→ What is needed: Start to finish, retype the entries exactly while omitting the pictures.

- - -

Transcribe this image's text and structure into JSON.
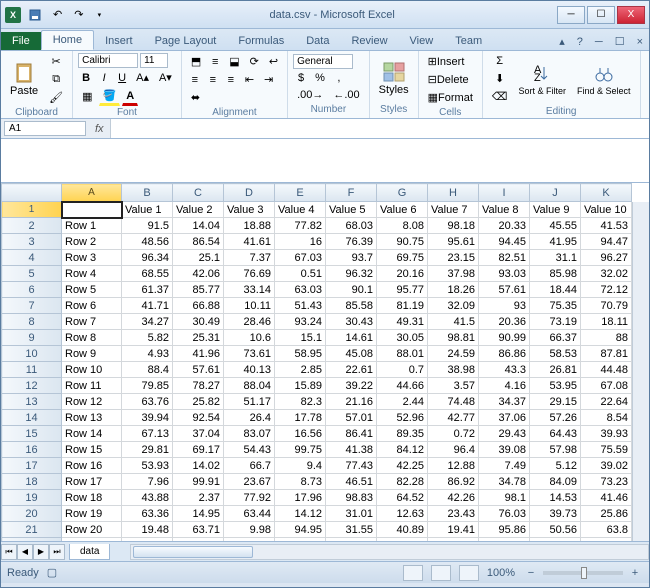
{
  "window": {
    "title": "data.csv - Microsoft Excel"
  },
  "tabs": [
    "File",
    "Home",
    "Insert",
    "Page Layout",
    "Formulas",
    "Data",
    "Review",
    "View",
    "Team"
  ],
  "active_tab": "Home",
  "ribbon": {
    "clipboard": {
      "label": "Clipboard",
      "paste": "Paste"
    },
    "font": {
      "label": "Font",
      "name": "Calibri",
      "size": "11",
      "bold": "B",
      "italic": "I",
      "under": "U"
    },
    "alignment": {
      "label": "Alignment"
    },
    "number": {
      "label": "Number",
      "format": "General",
      "currency": "$",
      "percent": "%",
      "comma": ","
    },
    "styles": {
      "label": "Styles",
      "btn": "Styles"
    },
    "cells": {
      "label": "Cells",
      "insert": "Insert",
      "delete": "Delete",
      "format": "Format"
    },
    "editing": {
      "label": "Editing",
      "sort": "Sort & Filter",
      "find": "Find & Select"
    }
  },
  "namebox": "A1",
  "fx_label": "fx",
  "columns": [
    "A",
    "B",
    "C",
    "D",
    "E",
    "F",
    "G",
    "H",
    "I",
    "J",
    "K"
  ],
  "headers": [
    "",
    "Value 1",
    "Value 2",
    "Value 3",
    "Value 4",
    "Value 5",
    "Value 6",
    "Value 7",
    "Value 8",
    "Value 9",
    "Value 10"
  ],
  "rows": [
    [
      "Row 1",
      91.5,
      14.04,
      18.88,
      77.82,
      68.03,
      8.08,
      98.18,
      20.33,
      45.55,
      41.53
    ],
    [
      "Row 2",
      48.56,
      86.54,
      41.61,
      16,
      76.39,
      90.75,
      95.61,
      94.45,
      41.95,
      94.47
    ],
    [
      "Row 3",
      96.34,
      25.1,
      7.37,
      67.03,
      93.7,
      69.75,
      23.15,
      82.51,
      31.1,
      96.27
    ],
    [
      "Row 4",
      68.55,
      42.06,
      76.69,
      0.51,
      96.32,
      20.16,
      37.98,
      93.03,
      85.98,
      32.02
    ],
    [
      "Row 5",
      61.37,
      85.77,
      33.14,
      63.03,
      90.1,
      95.77,
      18.26,
      57.61,
      18.44,
      72.12
    ],
    [
      "Row 6",
      41.71,
      66.88,
      10.11,
      51.43,
      85.58,
      81.19,
      32.09,
      93,
      75.35,
      70.79
    ],
    [
      "Row 7",
      34.27,
      30.49,
      28.46,
      93.24,
      30.43,
      49.31,
      41.5,
      20.36,
      73.19,
      18.11
    ],
    [
      "Row 8",
      5.82,
      25.31,
      10.6,
      15.1,
      14.61,
      30.05,
      98.81,
      90.99,
      66.37,
      88
    ],
    [
      "Row 9",
      4.93,
      41.96,
      73.61,
      58.95,
      45.08,
      88.01,
      24.59,
      86.86,
      58.53,
      87.81
    ],
    [
      "Row 10",
      88.4,
      57.61,
      40.13,
      2.85,
      22.61,
      0.7,
      38.98,
      43.3,
      26.81,
      44.48
    ],
    [
      "Row 11",
      79.85,
      78.27,
      88.04,
      15.89,
      39.22,
      44.66,
      3.57,
      4.16,
      53.95,
      67.08
    ],
    [
      "Row 12",
      63.76,
      25.82,
      51.17,
      82.3,
      21.16,
      2.44,
      74.48,
      34.37,
      29.15,
      22.64
    ],
    [
      "Row 13",
      39.94,
      92.54,
      26.4,
      17.78,
      57.01,
      52.96,
      42.77,
      37.06,
      57.26,
      8.54
    ],
    [
      "Row 14",
      67.13,
      37.04,
      83.07,
      16.56,
      86.41,
      89.35,
      0.72,
      29.43,
      64.43,
      39.93
    ],
    [
      "Row 15",
      29.81,
      69.17,
      54.43,
      99.75,
      41.38,
      84.12,
      96.4,
      39.08,
      57.98,
      75.59
    ],
    [
      "Row 16",
      53.93,
      14.02,
      66.7,
      9.4,
      77.43,
      42.25,
      12.88,
      7.49,
      5.12,
      39.02
    ],
    [
      "Row 17",
      7.96,
      99.91,
      23.67,
      8.73,
      46.51,
      82.28,
      86.92,
      34.78,
      84.09,
      73.23
    ],
    [
      "Row 18",
      43.88,
      2.37,
      77.92,
      17.96,
      98.83,
      64.52,
      42.26,
      98.1,
      14.53,
      41.46
    ],
    [
      "Row 19",
      63.36,
      14.95,
      63.44,
      14.12,
      31.01,
      12.63,
      23.43,
      76.03,
      39.73,
      25.86
    ],
    [
      "Row 20",
      19.48,
      63.71,
      9.98,
      94.95,
      31.55,
      40.89,
      19.41,
      95.86,
      50.56,
      63.8
    ]
  ],
  "sheet_tab": "data",
  "status": {
    "ready": "Ready",
    "zoom": "100%",
    "minus": "−",
    "plus": "+"
  }
}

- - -

→ Output:
Transcribe this image's text and structure into JSON.
{
  "window": {
    "title": "data.csv - Microsoft Excel"
  },
  "tabs": [
    "File",
    "Home",
    "Insert",
    "Page Layout",
    "Formulas",
    "Data",
    "Review",
    "View",
    "Team"
  ],
  "active_tab": "Home",
  "ribbon": {
    "clipboard": {
      "label": "Clipboard",
      "paste": "Paste"
    },
    "font": {
      "label": "Font",
      "name": "Calibri",
      "size": "11",
      "bold": "B",
      "italic": "I",
      "under": "U"
    },
    "alignment": {
      "label": "Alignment"
    },
    "number": {
      "label": "Number",
      "format": "General",
      "currency": "$",
      "percent": "%",
      "comma": ","
    },
    "styles": {
      "label": "Styles",
      "btn": "Styles"
    },
    "cells": {
      "label": "Cells",
      "insert": "Insert",
      "delete": "Delete",
      "format": "Format"
    },
    "editing": {
      "label": "Editing",
      "sort": "Sort & Filter",
      "find": "Find & Select"
    }
  },
  "namebox": "A1",
  "fx_label": "fx",
  "columns": [
    "A",
    "B",
    "C",
    "D",
    "E",
    "F",
    "G",
    "H",
    "I",
    "J",
    "K"
  ],
  "headers": [
    "",
    "Value 1",
    "Value 2",
    "Value 3",
    "Value 4",
    "Value 5",
    "Value 6",
    "Value 7",
    "Value 8",
    "Value 9",
    "Value 10"
  ],
  "rows": [
    [
      "Row 1",
      91.5,
      14.04,
      18.88,
      77.82,
      68.03,
      8.08,
      98.18,
      20.33,
      45.55,
      41.53
    ],
    [
      "Row 2",
      48.56,
      86.54,
      41.61,
      16,
      76.39,
      90.75,
      95.61,
      94.45,
      41.95,
      94.47
    ],
    [
      "Row 3",
      96.34,
      25.1,
      7.37,
      67.03,
      93.7,
      69.75,
      23.15,
      82.51,
      31.1,
      96.27
    ],
    [
      "Row 4",
      68.55,
      42.06,
      76.69,
      0.51,
      96.32,
      20.16,
      37.98,
      93.03,
      85.98,
      32.02
    ],
    [
      "Row 5",
      61.37,
      85.77,
      33.14,
      63.03,
      90.1,
      95.77,
      18.26,
      57.61,
      18.44,
      72.12
    ],
    [
      "Row 6",
      41.71,
      66.88,
      10.11,
      51.43,
      85.58,
      81.19,
      32.09,
      93,
      75.35,
      70.79
    ],
    [
      "Row 7",
      34.27,
      30.49,
      28.46,
      93.24,
      30.43,
      49.31,
      41.5,
      20.36,
      73.19,
      18.11
    ],
    [
      "Row 8",
      5.82,
      25.31,
      10.6,
      15.1,
      14.61,
      30.05,
      98.81,
      90.99,
      66.37,
      88
    ],
    [
      "Row 9",
      4.93,
      41.96,
      73.61,
      58.95,
      45.08,
      88.01,
      24.59,
      86.86,
      58.53,
      87.81
    ],
    [
      "Row 10",
      88.4,
      57.61,
      40.13,
      2.85,
      22.61,
      0.7,
      38.98,
      43.3,
      26.81,
      44.48
    ],
    [
      "Row 11",
      79.85,
      78.27,
      88.04,
      15.89,
      39.22,
      44.66,
      3.57,
      4.16,
      53.95,
      67.08
    ],
    [
      "Row 12",
      63.76,
      25.82,
      51.17,
      82.3,
      21.16,
      2.44,
      74.48,
      34.37,
      29.15,
      22.64
    ],
    [
      "Row 13",
      39.94,
      92.54,
      26.4,
      17.78,
      57.01,
      52.96,
      42.77,
      37.06,
      57.26,
      8.54
    ],
    [
      "Row 14",
      67.13,
      37.04,
      83.07,
      16.56,
      86.41,
      89.35,
      0.72,
      29.43,
      64.43,
      39.93
    ],
    [
      "Row 15",
      29.81,
      69.17,
      54.43,
      99.75,
      41.38,
      84.12,
      96.4,
      39.08,
      57.98,
      75.59
    ],
    [
      "Row 16",
      53.93,
      14.02,
      66.7,
      9.4,
      77.43,
      42.25,
      12.88,
      7.49,
      5.12,
      39.02
    ],
    [
      "Row 17",
      7.96,
      99.91,
      23.67,
      8.73,
      46.51,
      82.28,
      86.92,
      34.78,
      84.09,
      73.23
    ],
    [
      "Row 18",
      43.88,
      2.37,
      77.92,
      17.96,
      98.83,
      64.52,
      42.26,
      98.1,
      14.53,
      41.46
    ],
    [
      "Row 19",
      63.36,
      14.95,
      63.44,
      14.12,
      31.01,
      12.63,
      23.43,
      76.03,
      39.73,
      25.86
    ],
    [
      "Row 20",
      19.48,
      63.71,
      9.98,
      94.95,
      31.55,
      40.89,
      19.41,
      95.86,
      50.56,
      63.8
    ]
  ],
  "sheet_tab": "data",
  "status": {
    "ready": "Ready",
    "zoom": "100%",
    "minus": "−",
    "plus": "+"
  }
}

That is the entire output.